Why is eating chocolate so pleasurable? Can the function of just one small group of chemicals really determine whether you are happy or sad? Does marijuana help to improve your memory in old age? Is it really best to drink coffee if you want to wake up and be alert? Why is a drug like PCP potentially lethal? Why does drinking alcohol make you drowsy? Do cigarettes help to relieve anxiety? What should you consume if you are having trouble staying in your chair and focusing enough to get your work done? Why do treatments for the common cold make us drowsy? Can eating less food preserve your brain? What are the possible side effects of pills that claim to make your smarter? Why is it so hard to stop smoking? Why did witches once believe that they could fly?
In this book, Gary Wenk demonstrates how, as a result of their effects on certain neurotransmitters concerned with behavior, everything we put into our bodies has very direct consequences for how we think, feel, and act. The chapters introduce each of the main neurotransmitters involved with behavior, discuss its role in the brain, present some background on how it is generally turned on and off, and explain ways to influence it through what we consume.
|Publisher:||Oxford University Press|
|Product dimensions:||5.60(w) x 8.30(h) x 1.00(d)|
Table of Contents
Chapter 1 Introduction: Food, Drugs, and You
Chapter 2 Memories, Magic & Major Addiction
Chapter 3 Euphoria, Depression & Madness
Chapter 4 Your Brain's Anchor to Reality
Chapter 5 Marijuana in the Brain
Chapter 6 Simple Molecules That Turn You On and Off
Chapter 7 Sleeping vs. waking
Chapter 8 Remnants of an Ancient Past
Chapter 9 Brain Enhancement and Other Magical Beliefs
A Little Quiz
Most Helpful Customer Reviews

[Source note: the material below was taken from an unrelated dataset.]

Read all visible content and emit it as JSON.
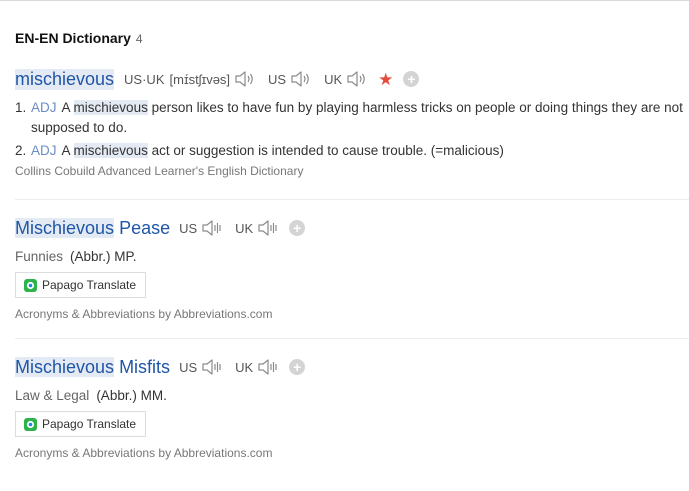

This book is loaded with information, the problem that the author has, is that he has a hard time staying with his target audience. There are countless times where he uses scientific terminology to the point where the reader just flat out gets exhausted reading the terms over and over; other scientific writes tend to state the term and then use another colloquial term to represent the scientific term for the remained of the chapter. Although his grammar is correct, his sentence structure is difficult to read through. He tends to go off on small tangents about information that may be correct, but is ultimately irrelevant to the big picture that he is trying to convey, i.e. stating a plants name in its scientific term such as the genius and species name, such as saying Solanum lycopersicum as opposed to saying tomato plant. Although the title can be proven logically as correct, it is misleading to the colloquial audience. This book is not about food in layman's terms, so if you want to buy this book because you think it will talk about french fries and burgers and how they might affect aspects of your brain, you have the wrong book. There are facts in the book that you can use to help navigate your every day life, there are things that he explains that can really affect the way you view certain everyday things; but it took a lot of patience to get through the book, I rated it at a 3 solely because of the information.

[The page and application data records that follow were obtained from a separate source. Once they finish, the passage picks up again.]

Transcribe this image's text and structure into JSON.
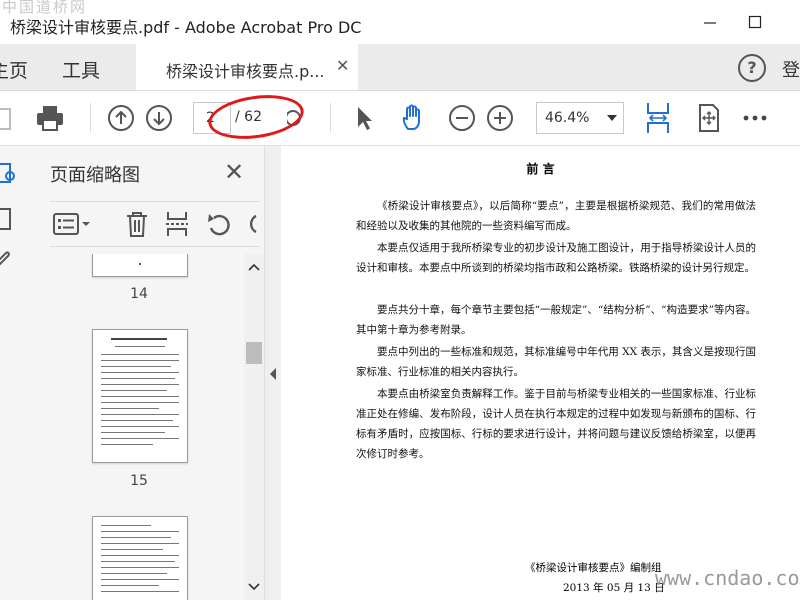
{
  "watermark_top": "中国道桥网",
  "watermark_bottom": "www.cndao.com",
  "window": {
    "title": "桥梁设计审核要点.pdf - Adobe Acrobat Pro DC"
  },
  "tabs": {
    "home": "主页",
    "tools": "工具",
    "doc": "桥梁设计审核要点.p...",
    "login": "登"
  },
  "toolbar": {
    "page_current": "2",
    "page_total": "/ 62",
    "zoom": "46.4%"
  },
  "panel": {
    "title": "页面缩略图",
    "thumb_numbers": [
      "14",
      "15"
    ]
  },
  "document": {
    "heading": "前 言",
    "paragraphs": [
      "《桥梁设计审核要点》，以后简称“要点”，主要是根据桥梁规范、我们的常用做法和经验以及收集的其他院的一些资料编写而成。",
      "本要点仅适用于我所桥梁专业的初步设计及施工图设计，用于指导桥梁设计人员的设计和审核。本要点中所谈到的桥梁均指市政和公路桥梁。铁路桥梁的设计另行规定。",
      "要点共分十章，每个章节主要包括“一般规定”、“结构分析”、“构造要求”等内容。其中第十章为参考附录。",
      "要点中列出的一些标准和规范，其标准编号中年代用 XX 表示，其含义是按现行国家标准、行业标准的相关内容执行。",
      "本要点由桥梁室负责解释工作。鉴于目前与桥梁专业相关的一些国家标准、行业标准正处在修编、发布阶段，设计人员在执行本规定的过程中如发现与新颁布的国标、行标有矛盾时，应按国标、行标的要求进行设计，并将问题与建议反馈给桥梁室，以便再次修订时参考。"
    ],
    "signature": "《桥梁设计审核要点》编制组",
    "date": "2013 年 05 月 13 日"
  },
  "colors": {
    "accent_blue": "#1f6fd6",
    "annotation_red": "#e01818",
    "window_border": "#e6d200"
  }
}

The title of the book is at best deceptive. There is no discussion of food in the book. There is a brief mention of chocolate and theobromin and a short discussion of nutmeg (a food???). Although broccoli is featured on the cover it is not mentioned in the text of the book. The book has many factual and scientific errors in it and on occasion the language doesn't make sense. The author calls vitamins drugs! The sole subject of this book is the effect of various drugs in the brain. If one wants to now about the effects of food on the brain, you won't find it here. Maybe try David Kessler's book. Don't waste your money - at best it is dishonest. Hard to see how it was published as such.